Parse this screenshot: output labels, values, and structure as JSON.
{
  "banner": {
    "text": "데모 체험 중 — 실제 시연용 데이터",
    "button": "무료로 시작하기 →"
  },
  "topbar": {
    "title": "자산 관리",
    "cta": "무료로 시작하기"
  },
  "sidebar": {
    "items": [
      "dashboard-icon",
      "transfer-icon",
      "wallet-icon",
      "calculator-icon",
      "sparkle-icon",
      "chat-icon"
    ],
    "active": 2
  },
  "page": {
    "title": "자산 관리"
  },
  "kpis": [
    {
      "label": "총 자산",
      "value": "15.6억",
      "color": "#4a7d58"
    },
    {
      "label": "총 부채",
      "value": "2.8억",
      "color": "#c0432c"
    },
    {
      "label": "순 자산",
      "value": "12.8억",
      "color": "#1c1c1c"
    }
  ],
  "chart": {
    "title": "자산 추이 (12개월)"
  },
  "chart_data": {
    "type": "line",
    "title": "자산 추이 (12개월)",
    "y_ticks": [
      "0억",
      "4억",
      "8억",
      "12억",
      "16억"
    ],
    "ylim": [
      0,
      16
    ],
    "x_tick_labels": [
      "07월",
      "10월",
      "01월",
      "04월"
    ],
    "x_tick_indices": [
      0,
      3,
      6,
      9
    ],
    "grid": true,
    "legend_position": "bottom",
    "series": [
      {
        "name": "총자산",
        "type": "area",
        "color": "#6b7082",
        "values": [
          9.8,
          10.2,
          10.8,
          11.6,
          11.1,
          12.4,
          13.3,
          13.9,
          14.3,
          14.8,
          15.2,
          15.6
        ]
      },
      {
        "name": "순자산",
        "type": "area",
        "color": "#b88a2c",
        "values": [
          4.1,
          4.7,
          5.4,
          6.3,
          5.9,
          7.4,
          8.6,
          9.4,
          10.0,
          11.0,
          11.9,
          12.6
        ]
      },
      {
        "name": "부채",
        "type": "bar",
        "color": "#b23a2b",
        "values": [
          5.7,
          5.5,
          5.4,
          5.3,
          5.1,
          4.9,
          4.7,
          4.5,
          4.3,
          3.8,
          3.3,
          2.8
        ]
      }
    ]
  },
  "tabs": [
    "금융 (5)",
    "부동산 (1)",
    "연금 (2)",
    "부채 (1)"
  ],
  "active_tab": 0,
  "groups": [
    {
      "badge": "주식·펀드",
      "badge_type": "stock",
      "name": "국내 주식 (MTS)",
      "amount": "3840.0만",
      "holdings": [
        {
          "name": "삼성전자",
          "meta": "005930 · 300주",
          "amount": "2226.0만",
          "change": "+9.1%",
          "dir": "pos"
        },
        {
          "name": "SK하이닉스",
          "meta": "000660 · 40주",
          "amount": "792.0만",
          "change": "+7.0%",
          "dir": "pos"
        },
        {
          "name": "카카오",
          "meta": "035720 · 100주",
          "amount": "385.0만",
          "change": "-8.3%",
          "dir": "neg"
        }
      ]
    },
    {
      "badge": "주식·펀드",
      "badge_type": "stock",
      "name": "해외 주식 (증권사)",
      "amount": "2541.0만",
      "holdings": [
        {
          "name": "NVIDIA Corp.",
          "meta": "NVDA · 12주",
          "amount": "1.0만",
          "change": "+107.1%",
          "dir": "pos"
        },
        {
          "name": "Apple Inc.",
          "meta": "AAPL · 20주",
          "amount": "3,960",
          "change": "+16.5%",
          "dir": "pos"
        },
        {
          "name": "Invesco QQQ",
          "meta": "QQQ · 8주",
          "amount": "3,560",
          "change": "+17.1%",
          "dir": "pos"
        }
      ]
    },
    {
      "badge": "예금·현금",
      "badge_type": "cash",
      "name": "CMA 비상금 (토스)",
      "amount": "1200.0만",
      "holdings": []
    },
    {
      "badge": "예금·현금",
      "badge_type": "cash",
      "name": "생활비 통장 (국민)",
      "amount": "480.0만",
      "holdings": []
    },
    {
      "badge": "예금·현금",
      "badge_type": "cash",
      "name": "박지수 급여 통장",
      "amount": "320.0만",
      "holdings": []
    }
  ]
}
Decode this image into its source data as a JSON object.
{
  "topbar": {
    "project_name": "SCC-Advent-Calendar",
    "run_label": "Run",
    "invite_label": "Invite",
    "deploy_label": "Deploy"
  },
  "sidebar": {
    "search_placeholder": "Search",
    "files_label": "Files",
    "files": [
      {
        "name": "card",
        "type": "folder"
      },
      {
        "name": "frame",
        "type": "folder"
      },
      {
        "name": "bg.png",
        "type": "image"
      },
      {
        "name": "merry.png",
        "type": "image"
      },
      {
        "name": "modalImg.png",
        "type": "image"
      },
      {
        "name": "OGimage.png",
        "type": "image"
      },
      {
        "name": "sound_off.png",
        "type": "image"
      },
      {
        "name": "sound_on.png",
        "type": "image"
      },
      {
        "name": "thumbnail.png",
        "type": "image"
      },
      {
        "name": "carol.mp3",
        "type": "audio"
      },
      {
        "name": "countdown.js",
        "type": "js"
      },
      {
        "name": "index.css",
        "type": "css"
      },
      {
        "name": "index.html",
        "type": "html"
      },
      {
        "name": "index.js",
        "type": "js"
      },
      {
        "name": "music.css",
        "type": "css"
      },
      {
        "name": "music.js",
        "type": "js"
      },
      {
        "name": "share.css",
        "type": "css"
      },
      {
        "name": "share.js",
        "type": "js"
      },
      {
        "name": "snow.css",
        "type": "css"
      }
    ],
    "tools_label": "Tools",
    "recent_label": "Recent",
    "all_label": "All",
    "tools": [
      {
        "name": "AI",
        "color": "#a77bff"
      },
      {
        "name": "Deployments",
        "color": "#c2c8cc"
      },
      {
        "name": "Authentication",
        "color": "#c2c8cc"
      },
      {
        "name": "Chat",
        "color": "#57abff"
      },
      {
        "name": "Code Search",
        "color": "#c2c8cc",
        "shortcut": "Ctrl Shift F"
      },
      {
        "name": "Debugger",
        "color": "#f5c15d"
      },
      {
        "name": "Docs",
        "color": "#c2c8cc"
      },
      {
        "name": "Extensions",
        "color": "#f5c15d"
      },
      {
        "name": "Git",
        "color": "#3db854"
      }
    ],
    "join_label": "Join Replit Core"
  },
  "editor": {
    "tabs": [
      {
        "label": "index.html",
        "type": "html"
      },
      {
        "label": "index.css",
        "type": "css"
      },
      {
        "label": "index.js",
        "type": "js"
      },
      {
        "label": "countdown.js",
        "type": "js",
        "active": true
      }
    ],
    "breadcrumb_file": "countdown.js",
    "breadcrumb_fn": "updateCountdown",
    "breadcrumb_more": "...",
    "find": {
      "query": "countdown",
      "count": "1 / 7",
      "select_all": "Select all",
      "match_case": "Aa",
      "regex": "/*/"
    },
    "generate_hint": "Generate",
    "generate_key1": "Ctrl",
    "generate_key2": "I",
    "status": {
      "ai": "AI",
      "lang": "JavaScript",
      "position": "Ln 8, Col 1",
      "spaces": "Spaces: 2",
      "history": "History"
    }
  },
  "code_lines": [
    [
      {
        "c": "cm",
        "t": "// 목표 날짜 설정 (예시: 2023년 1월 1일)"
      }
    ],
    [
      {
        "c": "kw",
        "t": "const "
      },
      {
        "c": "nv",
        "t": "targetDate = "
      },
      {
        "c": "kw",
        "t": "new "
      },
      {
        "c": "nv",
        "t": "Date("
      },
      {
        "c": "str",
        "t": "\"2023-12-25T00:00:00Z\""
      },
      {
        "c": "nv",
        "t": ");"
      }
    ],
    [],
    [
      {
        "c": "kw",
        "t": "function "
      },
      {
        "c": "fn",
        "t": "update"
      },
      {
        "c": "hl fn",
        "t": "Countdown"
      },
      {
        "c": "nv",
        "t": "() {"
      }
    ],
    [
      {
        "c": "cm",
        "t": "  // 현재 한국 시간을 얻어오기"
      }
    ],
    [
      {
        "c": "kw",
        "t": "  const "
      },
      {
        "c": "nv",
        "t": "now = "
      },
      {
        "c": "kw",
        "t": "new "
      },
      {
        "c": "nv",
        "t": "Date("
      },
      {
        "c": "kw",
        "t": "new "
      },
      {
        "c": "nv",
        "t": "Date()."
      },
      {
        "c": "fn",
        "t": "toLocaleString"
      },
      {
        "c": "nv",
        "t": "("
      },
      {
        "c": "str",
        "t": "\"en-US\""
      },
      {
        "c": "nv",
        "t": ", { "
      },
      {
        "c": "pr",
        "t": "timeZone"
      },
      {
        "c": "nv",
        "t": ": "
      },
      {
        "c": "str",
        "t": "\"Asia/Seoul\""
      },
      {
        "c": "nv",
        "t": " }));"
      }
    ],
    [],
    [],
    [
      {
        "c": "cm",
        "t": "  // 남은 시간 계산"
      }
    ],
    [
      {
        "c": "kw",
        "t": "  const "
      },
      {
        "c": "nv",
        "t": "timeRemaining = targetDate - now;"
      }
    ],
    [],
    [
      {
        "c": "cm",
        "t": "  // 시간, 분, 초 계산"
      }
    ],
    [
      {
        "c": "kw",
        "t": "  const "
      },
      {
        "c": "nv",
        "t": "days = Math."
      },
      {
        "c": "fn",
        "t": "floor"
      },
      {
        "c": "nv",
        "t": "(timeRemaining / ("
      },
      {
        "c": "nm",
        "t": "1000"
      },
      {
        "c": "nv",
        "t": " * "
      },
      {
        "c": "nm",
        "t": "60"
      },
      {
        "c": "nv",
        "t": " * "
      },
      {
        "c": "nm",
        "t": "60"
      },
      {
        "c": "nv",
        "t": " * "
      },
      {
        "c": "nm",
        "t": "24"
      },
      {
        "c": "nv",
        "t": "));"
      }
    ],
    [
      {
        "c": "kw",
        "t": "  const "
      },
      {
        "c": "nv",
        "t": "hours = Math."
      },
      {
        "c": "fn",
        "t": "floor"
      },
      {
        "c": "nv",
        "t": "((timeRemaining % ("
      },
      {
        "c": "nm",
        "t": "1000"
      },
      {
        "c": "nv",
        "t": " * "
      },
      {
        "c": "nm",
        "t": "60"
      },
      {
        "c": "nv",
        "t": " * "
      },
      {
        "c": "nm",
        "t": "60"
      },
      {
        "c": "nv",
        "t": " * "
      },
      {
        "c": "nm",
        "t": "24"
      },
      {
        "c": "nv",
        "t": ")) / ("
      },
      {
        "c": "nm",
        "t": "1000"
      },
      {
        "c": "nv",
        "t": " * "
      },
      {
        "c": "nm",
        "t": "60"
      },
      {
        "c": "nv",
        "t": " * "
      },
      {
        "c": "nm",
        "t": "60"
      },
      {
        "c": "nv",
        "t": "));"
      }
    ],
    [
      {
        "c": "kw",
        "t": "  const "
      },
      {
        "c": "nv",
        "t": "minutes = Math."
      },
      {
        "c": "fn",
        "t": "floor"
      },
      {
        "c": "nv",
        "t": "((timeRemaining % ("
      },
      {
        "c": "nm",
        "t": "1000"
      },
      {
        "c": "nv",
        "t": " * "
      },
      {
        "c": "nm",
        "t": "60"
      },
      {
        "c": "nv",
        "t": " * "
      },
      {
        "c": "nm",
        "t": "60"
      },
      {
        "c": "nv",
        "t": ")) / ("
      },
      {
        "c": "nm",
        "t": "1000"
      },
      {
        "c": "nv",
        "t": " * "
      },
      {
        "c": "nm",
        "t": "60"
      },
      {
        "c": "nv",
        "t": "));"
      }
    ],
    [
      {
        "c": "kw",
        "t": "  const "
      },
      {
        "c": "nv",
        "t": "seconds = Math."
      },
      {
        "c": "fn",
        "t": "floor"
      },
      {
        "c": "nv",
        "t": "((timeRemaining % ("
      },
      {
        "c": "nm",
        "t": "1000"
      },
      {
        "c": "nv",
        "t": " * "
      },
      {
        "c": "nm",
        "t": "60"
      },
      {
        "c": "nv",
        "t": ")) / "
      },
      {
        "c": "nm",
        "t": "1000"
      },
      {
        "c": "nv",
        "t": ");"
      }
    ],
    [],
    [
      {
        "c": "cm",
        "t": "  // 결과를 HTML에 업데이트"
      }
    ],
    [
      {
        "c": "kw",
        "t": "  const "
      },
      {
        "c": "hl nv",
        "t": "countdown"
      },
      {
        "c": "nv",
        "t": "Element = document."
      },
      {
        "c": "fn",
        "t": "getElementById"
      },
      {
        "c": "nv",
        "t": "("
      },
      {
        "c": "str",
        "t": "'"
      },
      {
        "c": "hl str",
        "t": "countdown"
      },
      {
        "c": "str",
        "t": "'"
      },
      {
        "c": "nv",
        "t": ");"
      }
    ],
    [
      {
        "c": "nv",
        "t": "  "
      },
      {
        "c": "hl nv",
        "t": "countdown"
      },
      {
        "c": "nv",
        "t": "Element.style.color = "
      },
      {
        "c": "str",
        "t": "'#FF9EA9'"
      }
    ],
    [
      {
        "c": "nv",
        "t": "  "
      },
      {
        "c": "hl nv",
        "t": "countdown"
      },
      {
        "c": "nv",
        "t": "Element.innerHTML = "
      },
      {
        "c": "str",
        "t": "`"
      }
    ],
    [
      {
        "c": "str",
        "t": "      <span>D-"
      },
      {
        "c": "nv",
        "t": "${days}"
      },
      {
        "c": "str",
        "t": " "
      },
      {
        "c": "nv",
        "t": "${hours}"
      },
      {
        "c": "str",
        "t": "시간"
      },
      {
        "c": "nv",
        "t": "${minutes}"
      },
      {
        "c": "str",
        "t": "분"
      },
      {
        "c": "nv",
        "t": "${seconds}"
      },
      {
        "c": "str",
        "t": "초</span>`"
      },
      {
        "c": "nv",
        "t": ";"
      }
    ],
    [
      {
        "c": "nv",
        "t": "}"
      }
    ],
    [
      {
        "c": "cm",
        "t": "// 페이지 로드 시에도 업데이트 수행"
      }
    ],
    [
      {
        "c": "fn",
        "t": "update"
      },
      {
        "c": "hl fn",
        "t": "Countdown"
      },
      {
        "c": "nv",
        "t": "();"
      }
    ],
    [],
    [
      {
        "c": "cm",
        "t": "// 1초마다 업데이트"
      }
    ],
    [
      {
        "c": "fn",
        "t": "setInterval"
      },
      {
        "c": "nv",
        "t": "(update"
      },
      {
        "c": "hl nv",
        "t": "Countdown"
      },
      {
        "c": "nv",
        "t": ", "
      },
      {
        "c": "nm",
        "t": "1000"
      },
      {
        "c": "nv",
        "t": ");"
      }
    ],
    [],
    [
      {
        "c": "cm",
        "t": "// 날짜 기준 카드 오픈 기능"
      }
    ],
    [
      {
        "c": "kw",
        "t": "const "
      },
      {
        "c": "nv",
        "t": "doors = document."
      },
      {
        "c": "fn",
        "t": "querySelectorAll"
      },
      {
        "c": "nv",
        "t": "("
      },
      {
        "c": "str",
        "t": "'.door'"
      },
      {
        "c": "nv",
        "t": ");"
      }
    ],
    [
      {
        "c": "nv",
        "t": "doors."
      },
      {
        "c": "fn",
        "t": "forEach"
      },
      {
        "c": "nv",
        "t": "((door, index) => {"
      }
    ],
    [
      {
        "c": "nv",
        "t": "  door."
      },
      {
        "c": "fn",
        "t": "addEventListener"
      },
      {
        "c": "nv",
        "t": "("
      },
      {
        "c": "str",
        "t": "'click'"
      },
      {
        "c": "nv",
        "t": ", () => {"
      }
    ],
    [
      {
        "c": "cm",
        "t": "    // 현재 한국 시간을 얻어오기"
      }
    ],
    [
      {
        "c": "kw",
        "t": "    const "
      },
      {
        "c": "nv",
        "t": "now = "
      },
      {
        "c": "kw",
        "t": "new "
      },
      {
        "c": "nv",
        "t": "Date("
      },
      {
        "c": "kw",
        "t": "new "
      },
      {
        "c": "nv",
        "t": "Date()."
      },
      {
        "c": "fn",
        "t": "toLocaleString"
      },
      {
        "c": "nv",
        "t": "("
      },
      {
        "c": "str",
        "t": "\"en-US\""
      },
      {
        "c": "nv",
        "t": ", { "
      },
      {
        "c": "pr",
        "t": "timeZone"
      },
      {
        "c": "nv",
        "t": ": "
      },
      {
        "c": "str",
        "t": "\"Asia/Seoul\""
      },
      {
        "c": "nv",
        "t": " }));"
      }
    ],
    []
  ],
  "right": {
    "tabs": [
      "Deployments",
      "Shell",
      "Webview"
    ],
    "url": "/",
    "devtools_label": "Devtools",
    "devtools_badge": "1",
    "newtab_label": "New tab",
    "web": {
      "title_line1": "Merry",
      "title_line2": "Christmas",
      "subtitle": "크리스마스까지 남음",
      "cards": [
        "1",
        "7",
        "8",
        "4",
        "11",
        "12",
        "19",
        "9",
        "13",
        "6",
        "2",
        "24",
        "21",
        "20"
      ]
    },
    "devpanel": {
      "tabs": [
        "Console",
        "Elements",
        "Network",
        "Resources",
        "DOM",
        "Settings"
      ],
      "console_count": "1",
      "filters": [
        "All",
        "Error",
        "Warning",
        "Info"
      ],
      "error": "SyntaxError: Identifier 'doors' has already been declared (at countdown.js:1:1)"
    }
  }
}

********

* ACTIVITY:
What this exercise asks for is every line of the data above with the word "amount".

* SOLUTION TO THE EXERCISE:
      "amount": "3840.0만",
          "amount": "2226.0만",
          "amount": "792.0만",
          "amount": "385.0만",
      "amount": "2541.0만",
          "amount": "1.0만",
          "amount": "3,960",
          "amount": "3,560",
      "amount": "1200.0만",
      "amount": "480.0만",
      "amount": "320.0만",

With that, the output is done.